* _Work order_
The entries are to be written out word for word, with their images left out.

Items from a data source:
_____

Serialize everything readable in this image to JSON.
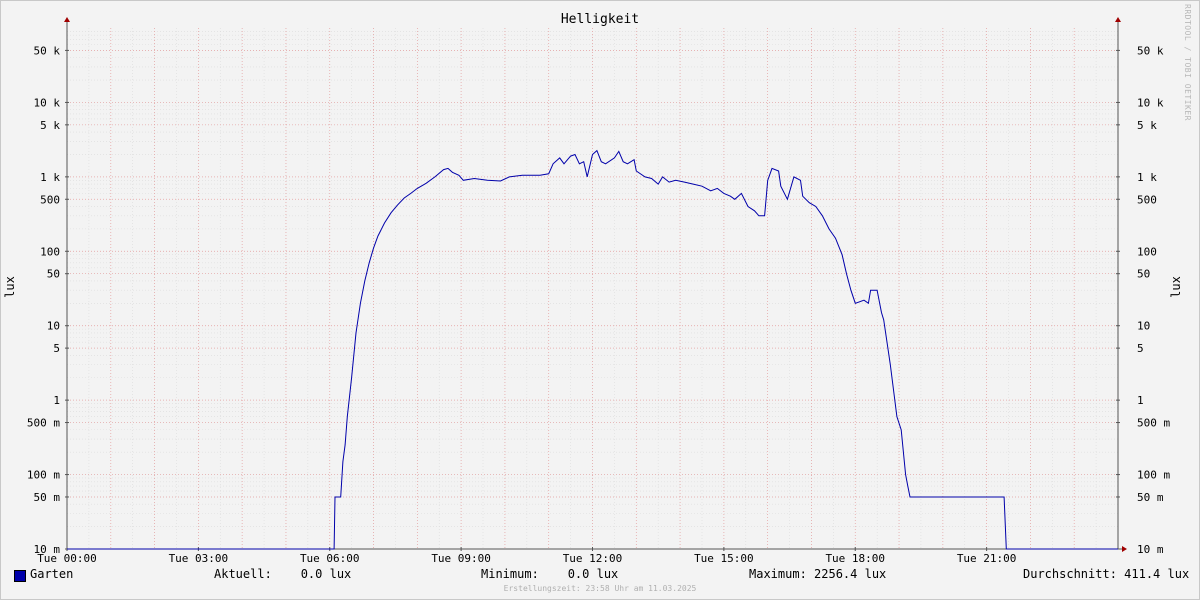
{
  "chart_data": {
    "type": "line",
    "title": "Helligkeit",
    "ylabel": "lux",
    "yscale": "log",
    "ylim": [
      0.01,
      100000
    ],
    "y_ticks": [
      {
        "value": 0.01,
        "label": "10 m"
      },
      {
        "value": 0.05,
        "label": "50 m"
      },
      {
        "value": 0.1,
        "label": "100 m"
      },
      {
        "value": 0.5,
        "label": "500 m"
      },
      {
        "value": 1,
        "label": "1"
      },
      {
        "value": 5,
        "label": "5"
      },
      {
        "value": 10,
        "label": "10"
      },
      {
        "value": 50,
        "label": "50"
      },
      {
        "value": 100,
        "label": "100"
      },
      {
        "value": 500,
        "label": "500"
      },
      {
        "value": 1000,
        "label": "1 k"
      },
      {
        "value": 5000,
        "label": "5 k"
      },
      {
        "value": 10000,
        "label": "10 k"
      },
      {
        "value": 50000,
        "label": "50 k"
      }
    ],
    "xlim": [
      0,
      24
    ],
    "x_ticks": [
      {
        "value": 0,
        "label": "Tue 00:00"
      },
      {
        "value": 3,
        "label": "Tue 03:00"
      },
      {
        "value": 6,
        "label": "Tue 06:00"
      },
      {
        "value": 9,
        "label": "Tue 09:00"
      },
      {
        "value": 12,
        "label": "Tue 12:00"
      },
      {
        "value": 15,
        "label": "Tue 15:00"
      },
      {
        "value": 18,
        "label": "Tue 18:00"
      },
      {
        "value": 21,
        "label": "Tue 21:00"
      }
    ],
    "grid": true,
    "series": [
      {
        "name": "Garten",
        "color": "#0000aa",
        "x_unit": "hours",
        "points": [
          [
            0,
            0.01
          ],
          [
            6.1,
            0.01
          ],
          [
            6.12,
            0.05
          ],
          [
            6.25,
            0.05
          ],
          [
            6.3,
            0.15
          ],
          [
            6.35,
            0.25
          ],
          [
            6.4,
            0.6
          ],
          [
            6.5,
            2
          ],
          [
            6.6,
            8
          ],
          [
            6.7,
            20
          ],
          [
            6.8,
            40
          ],
          [
            6.9,
            70
          ],
          [
            7.0,
            110
          ],
          [
            7.1,
            160
          ],
          [
            7.25,
            240
          ],
          [
            7.4,
            330
          ],
          [
            7.55,
            420
          ],
          [
            7.7,
            520
          ],
          [
            7.85,
            600
          ],
          [
            8.0,
            700
          ],
          [
            8.2,
            820
          ],
          [
            8.4,
            1000
          ],
          [
            8.6,
            1250
          ],
          [
            8.7,
            1300
          ],
          [
            8.8,
            1150
          ],
          [
            8.95,
            1050
          ],
          [
            9.05,
            900
          ],
          [
            9.3,
            950
          ],
          [
            9.6,
            900
          ],
          [
            9.9,
            880
          ],
          [
            10.1,
            1000
          ],
          [
            10.4,
            1050
          ],
          [
            10.8,
            1050
          ],
          [
            11.0,
            1100
          ],
          [
            11.1,
            1500
          ],
          [
            11.25,
            1800
          ],
          [
            11.35,
            1500
          ],
          [
            11.5,
            1900
          ],
          [
            11.6,
            2000
          ],
          [
            11.7,
            1500
          ],
          [
            11.8,
            1600
          ],
          [
            11.88,
            1000
          ],
          [
            12.0,
            2000
          ],
          [
            12.1,
            2256.4
          ],
          [
            12.2,
            1600
          ],
          [
            12.3,
            1500
          ],
          [
            12.5,
            1800
          ],
          [
            12.6,
            2200
          ],
          [
            12.7,
            1600
          ],
          [
            12.8,
            1500
          ],
          [
            12.95,
            1700
          ],
          [
            13.0,
            1200
          ],
          [
            13.2,
            1000
          ],
          [
            13.35,
            950
          ],
          [
            13.5,
            800
          ],
          [
            13.6,
            1000
          ],
          [
            13.75,
            850
          ],
          [
            13.9,
            900
          ],
          [
            14.1,
            850
          ],
          [
            14.3,
            800
          ],
          [
            14.5,
            750
          ],
          [
            14.7,
            650
          ],
          [
            14.85,
            700
          ],
          [
            15.0,
            600
          ],
          [
            15.15,
            550
          ],
          [
            15.25,
            500
          ],
          [
            15.4,
            600
          ],
          [
            15.55,
            400
          ],
          [
            15.7,
            350
          ],
          [
            15.8,
            300
          ],
          [
            15.93,
            300
          ],
          [
            16.0,
            900
          ],
          [
            16.1,
            1300
          ],
          [
            16.25,
            1200
          ],
          [
            16.3,
            750
          ],
          [
            16.45,
            500
          ],
          [
            16.6,
            1000
          ],
          [
            16.75,
            900
          ],
          [
            16.8,
            550
          ],
          [
            16.95,
            450
          ],
          [
            17.1,
            400
          ],
          [
            17.25,
            300
          ],
          [
            17.4,
            200
          ],
          [
            17.55,
            150
          ],
          [
            17.7,
            90
          ],
          [
            17.8,
            50
          ],
          [
            17.9,
            30
          ],
          [
            18.0,
            20
          ],
          [
            18.2,
            22
          ],
          [
            18.3,
            20
          ],
          [
            18.35,
            30
          ],
          [
            18.5,
            30
          ],
          [
            18.6,
            15
          ],
          [
            18.65,
            12
          ],
          [
            18.8,
            3
          ],
          [
            18.95,
            0.6
          ],
          [
            19.05,
            0.4
          ],
          [
            19.15,
            0.1
          ],
          [
            19.2,
            0.07
          ],
          [
            19.25,
            0.05
          ],
          [
            21.4,
            0.05
          ],
          [
            21.45,
            0.01
          ],
          [
            24,
            0.01
          ]
        ]
      }
    ]
  },
  "legend": {
    "series_name": "Garten",
    "current": "Aktuell:    0.0 lux",
    "minimum": "Minimum:    0.0 lux",
    "maximum": "Maximum: 2256.4 lux",
    "average": "Durchschnitt: 411.4 lux"
  },
  "footer": "Erstellungszeit: 23:58 Uhr am 11.03.2025",
  "watermark": "RRDTOOL / TOBI OETIKER"
}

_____

* _Exercise answer_
Serialize everything readable in this image to JSON.
{
  "chart_data": {
    "type": "line",
    "title": "Helligkeit",
    "ylabel": "lux",
    "yscale": "log",
    "ylim": [
      0.01,
      100000
    ],
    "y_ticks": [
      {
        "value": 0.01,
        "label": "10 m"
      },
      {
        "value": 0.05,
        "label": "50 m"
      },
      {
        "value": 0.1,
        "label": "100 m"
      },
      {
        "value": 0.5,
        "label": "500 m"
      },
      {
        "value": 1,
        "label": "1"
      },
      {
        "value": 5,
        "label": "5"
      },
      {
        "value": 10,
        "label": "10"
      },
      {
        "value": 50,
        "label": "50"
      },
      {
        "value": 100,
        "label": "100"
      },
      {
        "value": 500,
        "label": "500"
      },
      {
        "value": 1000,
        "label": "1 k"
      },
      {
        "value": 5000,
        "label": "5 k"
      },
      {
        "value": 10000,
        "label": "10 k"
      },
      {
        "value": 50000,
        "label": "50 k"
      }
    ],
    "xlim": [
      0,
      24
    ],
    "x_ticks": [
      {
        "value": 0,
        "label": "Tue 00:00"
      },
      {
        "value": 3,
        "label": "Tue 03:00"
      },
      {
        "value": 6,
        "label": "Tue 06:00"
      },
      {
        "value": 9,
        "label": "Tue 09:00"
      },
      {
        "value": 12,
        "label": "Tue 12:00"
      },
      {
        "value": 15,
        "label": "Tue 15:00"
      },
      {
        "value": 18,
        "label": "Tue 18:00"
      },
      {
        "value": 21,
        "label": "Tue 21:00"
      }
    ],
    "grid": true,
    "series": [
      {
        "name": "Garten",
        "color": "#0000aa",
        "x_unit": "hours",
        "points": [
          [
            0,
            0.01
          ],
          [
            6.1,
            0.01
          ],
          [
            6.12,
            0.05
          ],
          [
            6.25,
            0.05
          ],
          [
            6.3,
            0.15
          ],
          [
            6.35,
            0.25
          ],
          [
            6.4,
            0.6
          ],
          [
            6.5,
            2
          ],
          [
            6.6,
            8
          ],
          [
            6.7,
            20
          ],
          [
            6.8,
            40
          ],
          [
            6.9,
            70
          ],
          [
            7.0,
            110
          ],
          [
            7.1,
            160
          ],
          [
            7.25,
            240
          ],
          [
            7.4,
            330
          ],
          [
            7.55,
            420
          ],
          [
            7.7,
            520
          ],
          [
            7.85,
            600
          ],
          [
            8.0,
            700
          ],
          [
            8.2,
            820
          ],
          [
            8.4,
            1000
          ],
          [
            8.6,
            1250
          ],
          [
            8.7,
            1300
          ],
          [
            8.8,
            1150
          ],
          [
            8.95,
            1050
          ],
          [
            9.05,
            900
          ],
          [
            9.3,
            950
          ],
          [
            9.6,
            900
          ],
          [
            9.9,
            880
          ],
          [
            10.1,
            1000
          ],
          [
            10.4,
            1050
          ],
          [
            10.8,
            1050
          ],
          [
            11.0,
            1100
          ],
          [
            11.1,
            1500
          ],
          [
            11.25,
            1800
          ],
          [
            11.35,
            1500
          ],
          [
            11.5,
            1900
          ],
          [
            11.6,
            2000
          ],
          [
            11.7,
            1500
          ],
          [
            11.8,
            1600
          ],
          [
            11.88,
            1000
          ],
          [
            12.0,
            2000
          ],
          [
            12.1,
            2256.4
          ],
          [
            12.2,
            1600
          ],
          [
            12.3,
            1500
          ],
          [
            12.5,
            1800
          ],
          [
            12.6,
            2200
          ],
          [
            12.7,
            1600
          ],
          [
            12.8,
            1500
          ],
          [
            12.95,
            1700
          ],
          [
            13.0,
            1200
          ],
          [
            13.2,
            1000
          ],
          [
            13.35,
            950
          ],
          [
            13.5,
            800
          ],
          [
            13.6,
            1000
          ],
          [
            13.75,
            850
          ],
          [
            13.9,
            900
          ],
          [
            14.1,
            850
          ],
          [
            14.3,
            800
          ],
          [
            14.5,
            750
          ],
          [
            14.7,
            650
          ],
          [
            14.85,
            700
          ],
          [
            15.0,
            600
          ],
          [
            15.15,
            550
          ],
          [
            15.25,
            500
          ],
          [
            15.4,
            600
          ],
          [
            15.55,
            400
          ],
          [
            15.7,
            350
          ],
          [
            15.8,
            300
          ],
          [
            15.93,
            300
          ],
          [
            16.0,
            900
          ],
          [
            16.1,
            1300
          ],
          [
            16.25,
            1200
          ],
          [
            16.3,
            750
          ],
          [
            16.45,
            500
          ],
          [
            16.6,
            1000
          ],
          [
            16.75,
            900
          ],
          [
            16.8,
            550
          ],
          [
            16.95,
            450
          ],
          [
            17.1,
            400
          ],
          [
            17.25,
            300
          ],
          [
            17.4,
            200
          ],
          [
            17.55,
            150
          ],
          [
            17.7,
            90
          ],
          [
            17.8,
            50
          ],
          [
            17.9,
            30
          ],
          [
            18.0,
            20
          ],
          [
            18.2,
            22
          ],
          [
            18.3,
            20
          ],
          [
            18.35,
            30
          ],
          [
            18.5,
            30
          ],
          [
            18.6,
            15
          ],
          [
            18.65,
            12
          ],
          [
            18.8,
            3
          ],
          [
            18.95,
            0.6
          ],
          [
            19.05,
            0.4
          ],
          [
            19.15,
            0.1
          ],
          [
            19.2,
            0.07
          ],
          [
            19.25,
            0.05
          ],
          [
            21.4,
            0.05
          ],
          [
            21.45,
            0.01
          ],
          [
            24,
            0.01
          ]
        ]
      }
    ]
  },
  "legend": {
    "series_name": "Garten",
    "current": "Aktuell:    0.0 lux",
    "minimum": "Minimum:    0.0 lux",
    "maximum": "Maximum: 2256.4 lux",
    "average": "Durchschnitt: 411.4 lux"
  },
  "footer": "Erstellungszeit: 23:58 Uhr am 11.03.2025",
  "watermark": "RRDTOOL / TOBI OETIKER"
}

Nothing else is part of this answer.